● Work to complete: Exact reproduction of all the entries is required, without any of their pictures.
-- Task input follows --
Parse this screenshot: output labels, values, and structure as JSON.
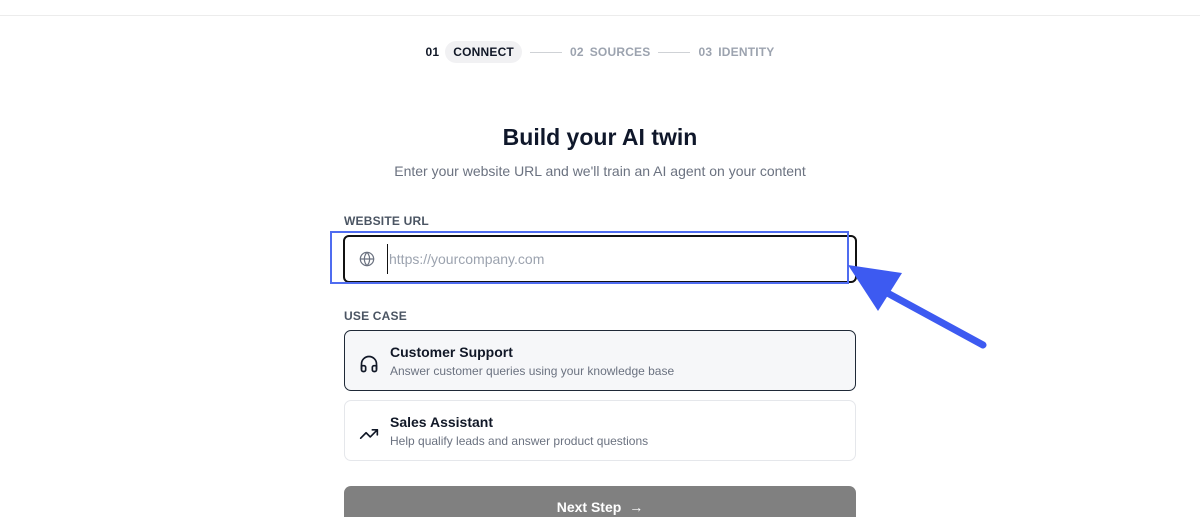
{
  "stepper": {
    "steps": [
      {
        "num": "01",
        "label": "CONNECT",
        "active": true
      },
      {
        "num": "02",
        "label": "SOURCES",
        "active": false
      },
      {
        "num": "03",
        "label": "IDENTITY",
        "active": false
      }
    ]
  },
  "header": {
    "title": "Build your AI twin",
    "subtitle": "Enter your website URL and we'll train an AI agent on your content"
  },
  "website": {
    "label": "WEBSITE URL",
    "placeholder": "https://yourcompany.com",
    "value": "",
    "icon": "globe-icon"
  },
  "use_case": {
    "label": "USE CASE",
    "options": [
      {
        "title": "Customer Support",
        "description": "Answer customer queries using your knowledge base",
        "icon": "headphones-icon",
        "selected": true
      },
      {
        "title": "Sales Assistant",
        "description": "Help qualify leads and answer product questions",
        "icon": "trending-up-icon",
        "selected": false
      }
    ]
  },
  "next_button": {
    "label": "Next Step",
    "arrow": "→"
  },
  "colors": {
    "highlight": "#4f6cf0",
    "annotation_arrow": "#3d5af1",
    "button_bg": "#808080"
  }
}
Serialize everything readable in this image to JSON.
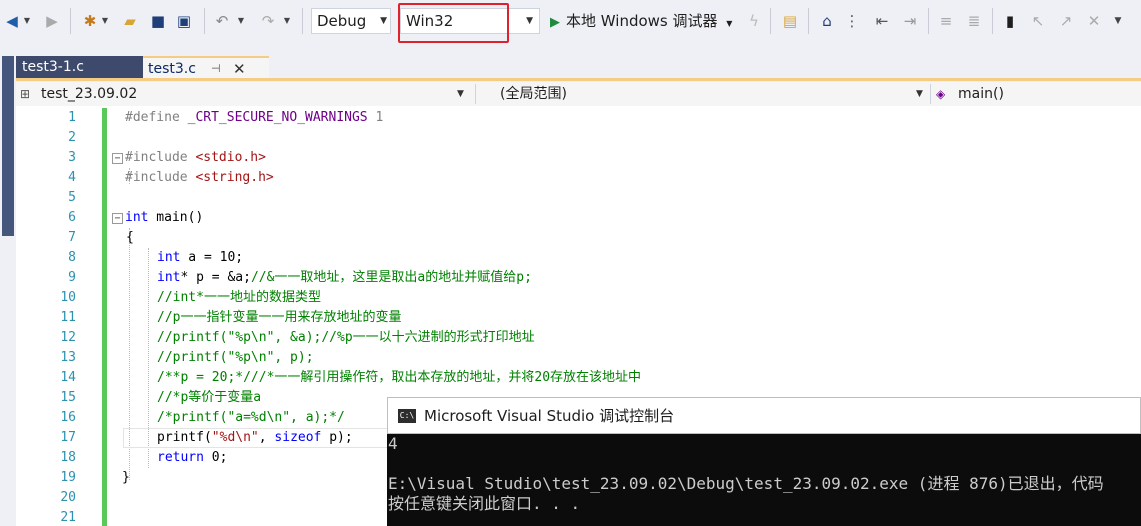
{
  "toolbar": {
    "config": "Debug",
    "platform": "Win32",
    "run_label": "本地 Windows 调试器",
    "icons": [
      "back-icon",
      "forward-icon",
      "new-project-icon",
      "open-icon",
      "save-icon",
      "save-all-icon",
      "undo-icon",
      "redo-icon",
      "play-icon",
      "hot-reload-icon",
      "folder-icon",
      "home-icon",
      "bookmark-icon"
    ]
  },
  "tabs": [
    {
      "label": "test3-1.c",
      "active": false
    },
    {
      "label": "test3.c",
      "active": true
    }
  ],
  "navbar": {
    "project": "test_23.09.02",
    "scope": "(全局范围)",
    "member": "main()"
  },
  "editor": {
    "line_numbers": [
      "1",
      "2",
      "3",
      "4",
      "5",
      "6",
      "7",
      "8",
      "9",
      "10",
      "11",
      "12",
      "13",
      "14",
      "15",
      "16",
      "17",
      "18",
      "19",
      "20",
      "21"
    ],
    "lines": {
      "l1a": "#define ",
      "l1b": "_CRT_SECURE_NO_WARNINGS",
      "l1c": " 1",
      "l3a": "#include ",
      "l3b": "<stdio.h>",
      "l4a": "#include ",
      "l4b": "<string.h>",
      "l6a": "int",
      "l6b": " main()",
      "l7": "{",
      "l8a": "int",
      "l8b": " a = 10;",
      "l9a": "int",
      "l9b": "* p = &a;",
      "l9c": "//&一一取地址，这里是取出a的地址并赋值给p;",
      "l10": "//int*一一地址的数据类型",
      "l11": "//p一一指针变量一一用来存放地址的变量",
      "l12": "//printf(\"%p\\n\", &a);//%p一一以十六进制的形式打印地址",
      "l13": "//printf(\"%p\\n\", p);",
      "l14": "/**p = 20;*///*一一解引用操作符，取出本存放的地址，并将20存放在该地址中",
      "l15": "//*p等价于变量a",
      "l16": "/*printf(\"a=%d\\n\", a);*/",
      "l17a": "printf(",
      "l17b": "\"%d\\n\"",
      "l17c": ", ",
      "l17d": "sizeof",
      "l17e": " p);",
      "l18a": "return",
      "l18b": " 0;",
      "l19": "}"
    }
  },
  "console": {
    "title": "Microsoft Visual Studio 调试控制台",
    "icon_text": "C:\\",
    "output_line1": "4",
    "output_line2": "E:\\Visual Studio\\test_23.09.02\\Debug\\test_23.09.02.exe (进程 876)已退出，代码",
    "output_line3": "按任意键关闭此窗口. . ."
  },
  "colors": {
    "highlight_border": "#e0202a",
    "active_tab_border": "#f5cc84",
    "change_bar": "#5ac85a"
  }
}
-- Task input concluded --
● Task answer:
Parse this screenshot: output labels, values, and structure as JSON.
{
  "stepper": {
    "steps": [
      {
        "num": "01",
        "label": "CONNECT",
        "active": true
      },
      {
        "num": "02",
        "label": "SOURCES",
        "active": false
      },
      {
        "num": "03",
        "label": "IDENTITY",
        "active": false
      }
    ]
  },
  "header": {
    "title": "Build your AI twin",
    "subtitle": "Enter your website URL and we'll train an AI agent on your content"
  },
  "website": {
    "label": "WEBSITE URL",
    "placeholder": "https://yourcompany.com",
    "value": "",
    "icon": "globe-icon"
  },
  "use_case": {
    "label": "USE CASE",
    "options": [
      {
        "title": "Customer Support",
        "description": "Answer customer queries using your knowledge base",
        "icon": "headphones-icon",
        "selected": true
      },
      {
        "title": "Sales Assistant",
        "description": "Help qualify leads and answer product questions",
        "icon": "trending-up-icon",
        "selected": false
      }
    ]
  },
  "next_button": {
    "label": "Next Step",
    "arrow": "→"
  },
  "colors": {
    "highlight": "#4f6cf0",
    "annotation_arrow": "#3d5af1",
    "button_bg": "#808080"
  }
}
Serialize everything readable in this image to JSON.
{
  "toolbar": {
    "config": "Debug",
    "platform": "Win32",
    "run_label": "本地 Windows 调试器",
    "icons": [
      "back-icon",
      "forward-icon",
      "new-project-icon",
      "open-icon",
      "save-icon",
      "save-all-icon",
      "undo-icon",
      "redo-icon",
      "play-icon",
      "hot-reload-icon",
      "folder-icon",
      "home-icon",
      "bookmark-icon"
    ]
  },
  "tabs": [
    {
      "label": "test3-1.c",
      "active": false
    },
    {
      "label": "test3.c",
      "active": true
    }
  ],
  "navbar": {
    "project": "test_23.09.02",
    "scope": "(全局范围)",
    "member": "main()"
  },
  "editor": {
    "line_numbers": [
      "1",
      "2",
      "3",
      "4",
      "5",
      "6",
      "7",
      "8",
      "9",
      "10",
      "11",
      "12",
      "13",
      "14",
      "15",
      "16",
      "17",
      "18",
      "19",
      "20",
      "21"
    ],
    "lines": {
      "l1a": "#define ",
      "l1b": "_CRT_SECURE_NO_WARNINGS",
      "l1c": " 1",
      "l3a": "#include ",
      "l3b": "<stdio.h>",
      "l4a": "#include ",
      "l4b": "<string.h>",
      "l6a": "int",
      "l6b": " main()",
      "l7": "{",
      "l8a": "int",
      "l8b": " a = 10;",
      "l9a": "int",
      "l9b": "* p = &a;",
      "l9c": "//&一一取地址，这里是取出a的地址并赋值给p;",
      "l10": "//int*一一地址的数据类型",
      "l11": "//p一一指针变量一一用来存放地址的变量",
      "l12": "//printf(\"%p\\n\", &a);//%p一一以十六进制的形式打印地址",
      "l13": "//printf(\"%p\\n\", p);",
      "l14": "/**p = 20;*///*一一解引用操作符，取出本存放的地址，并将20存放在该地址中",
      "l15": "//*p等价于变量a",
      "l16": "/*printf(\"a=%d\\n\", a);*/",
      "l17a": "printf(",
      "l17b": "\"%d\\n\"",
      "l17c": ", ",
      "l17d": "sizeof",
      "l17e": " p);",
      "l18a": "return",
      "l18b": " 0;",
      "l19": "}"
    }
  },
  "console": {
    "title": "Microsoft Visual Studio 调试控制台",
    "icon_text": "C:\\",
    "output_line1": "4",
    "output_line2": "E:\\Visual Studio\\test_23.09.02\\Debug\\test_23.09.02.exe (进程 876)已退出，代码",
    "output_line3": "按任意键关闭此窗口. . ."
  },
  "colors": {
    "highlight_border": "#e0202a",
    "active_tab_border": "#f5cc84",
    "change_bar": "#5ac85a"
  }
}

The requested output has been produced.